A childhood performer on local radio and at regional music festivals, Lightfoot wrote his first song, The Hula Hoop Song, in 1955, while still in high school.

"A lot of the images in my songs are drawn from this kind of country," the singer-songwriter said of Orillia, in a 1967 interview with CBC-TV's Telescope.

"I've been a lot of places and I've seen some nice country. I don't think any of it will ever stay with me or impress me as much as this country here in Muskoka… It's the country I grew up in."

After graduating high school, Lightfoot moved to Los Angeles to study at the Westlake College of Music. He returned to Canada in 1959 and worked a variety of jobs in Toronto. He was a choral performer, a dancer on CBC's Country Hoedown and a folk singer in the Two Tones with Terry Whelan.

In the 1960s, inspired by the music of Bob Dylan, Lightfoot became part of Toronto's burgeoning folk scene. He developed his songwriting and began working on a debut album. Lightfoot! emerged in 1966.

At the same time, Lightfoot started what would become a highly anticipated, annual concert stand at Toronto's Massey Hall. Launched in 1967, it happened every year until the mid-1980s, then dropped down to about once every 18 months. In 2005, Lightfoot resumed the Massey Hall event as an annual tradition.

After earning accolades at home in the late 1960s, Canada's troubadour broke through internationally in the 1970s after signing with Warner Records in the U.S., making a splash at the start of that decade with the release of the single “If You Could Read My Mind”, now a folk standard.

Lightfoot followed that up, over the next six years, with what became many of his best-known songs, such as “Beautiful”, “Sundown”, “Don Quixote”, “Carefree Highway”, “Rainy Day People” and “The Wreck of the Edmund Fitzgerald”.

In addition to early adopters like fellow folkies Ian and Sylvia Tyson, and Peter, Paul and Mary, a wide range of artists recorded Lightfoot's music, including his idol Bob Dylan.
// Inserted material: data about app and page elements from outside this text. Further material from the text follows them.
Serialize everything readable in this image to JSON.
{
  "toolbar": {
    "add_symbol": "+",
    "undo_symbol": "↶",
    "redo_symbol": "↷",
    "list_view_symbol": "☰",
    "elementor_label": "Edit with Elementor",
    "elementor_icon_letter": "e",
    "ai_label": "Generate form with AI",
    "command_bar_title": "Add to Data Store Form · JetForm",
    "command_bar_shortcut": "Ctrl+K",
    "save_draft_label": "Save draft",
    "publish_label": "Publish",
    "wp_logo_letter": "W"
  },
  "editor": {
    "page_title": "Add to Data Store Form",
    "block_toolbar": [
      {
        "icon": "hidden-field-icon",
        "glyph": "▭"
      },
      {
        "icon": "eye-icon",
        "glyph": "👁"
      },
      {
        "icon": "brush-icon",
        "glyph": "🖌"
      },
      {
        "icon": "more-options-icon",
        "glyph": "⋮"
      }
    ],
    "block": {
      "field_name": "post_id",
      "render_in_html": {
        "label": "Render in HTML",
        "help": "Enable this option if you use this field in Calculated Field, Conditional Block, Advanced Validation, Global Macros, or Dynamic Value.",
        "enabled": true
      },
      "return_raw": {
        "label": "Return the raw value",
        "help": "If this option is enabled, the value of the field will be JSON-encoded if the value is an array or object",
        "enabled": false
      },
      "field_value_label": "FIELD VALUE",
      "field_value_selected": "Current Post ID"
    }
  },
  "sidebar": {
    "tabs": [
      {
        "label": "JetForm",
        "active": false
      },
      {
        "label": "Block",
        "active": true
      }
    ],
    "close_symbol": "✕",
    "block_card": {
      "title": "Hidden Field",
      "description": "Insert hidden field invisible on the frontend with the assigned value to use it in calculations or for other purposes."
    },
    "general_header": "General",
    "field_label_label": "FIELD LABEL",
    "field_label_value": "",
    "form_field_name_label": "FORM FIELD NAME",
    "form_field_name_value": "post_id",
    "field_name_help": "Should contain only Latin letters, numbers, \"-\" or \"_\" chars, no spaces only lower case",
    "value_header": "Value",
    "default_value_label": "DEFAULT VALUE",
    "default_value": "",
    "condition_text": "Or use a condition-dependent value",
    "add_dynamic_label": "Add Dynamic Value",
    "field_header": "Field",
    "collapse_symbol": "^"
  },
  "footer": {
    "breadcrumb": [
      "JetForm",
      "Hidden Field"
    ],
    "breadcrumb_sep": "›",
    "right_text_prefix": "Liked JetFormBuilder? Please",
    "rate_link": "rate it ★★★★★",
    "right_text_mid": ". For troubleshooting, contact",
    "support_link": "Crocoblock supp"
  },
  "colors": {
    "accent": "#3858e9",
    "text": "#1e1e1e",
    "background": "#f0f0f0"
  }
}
Elvis Presley, Johnny Cash, Petula Clark, Stompin' Tom Connors, Liza Minelli, Barbra Streisand, Sarah McLachlan and Anne Murray.

"I never heard a cover of one of my songs that I didn't like," Lightfoot told the Arkansas Democrat Gazette newspaper in 2008.

Prime Minister Justin Trudeau said Canada has lost "one of our greatest singer-songwriters.

Lightfoot is survived by his wife, Kim, six children — Fred, Ingrid, Galen, Eric, Miles and Meredith — and several grandchildren.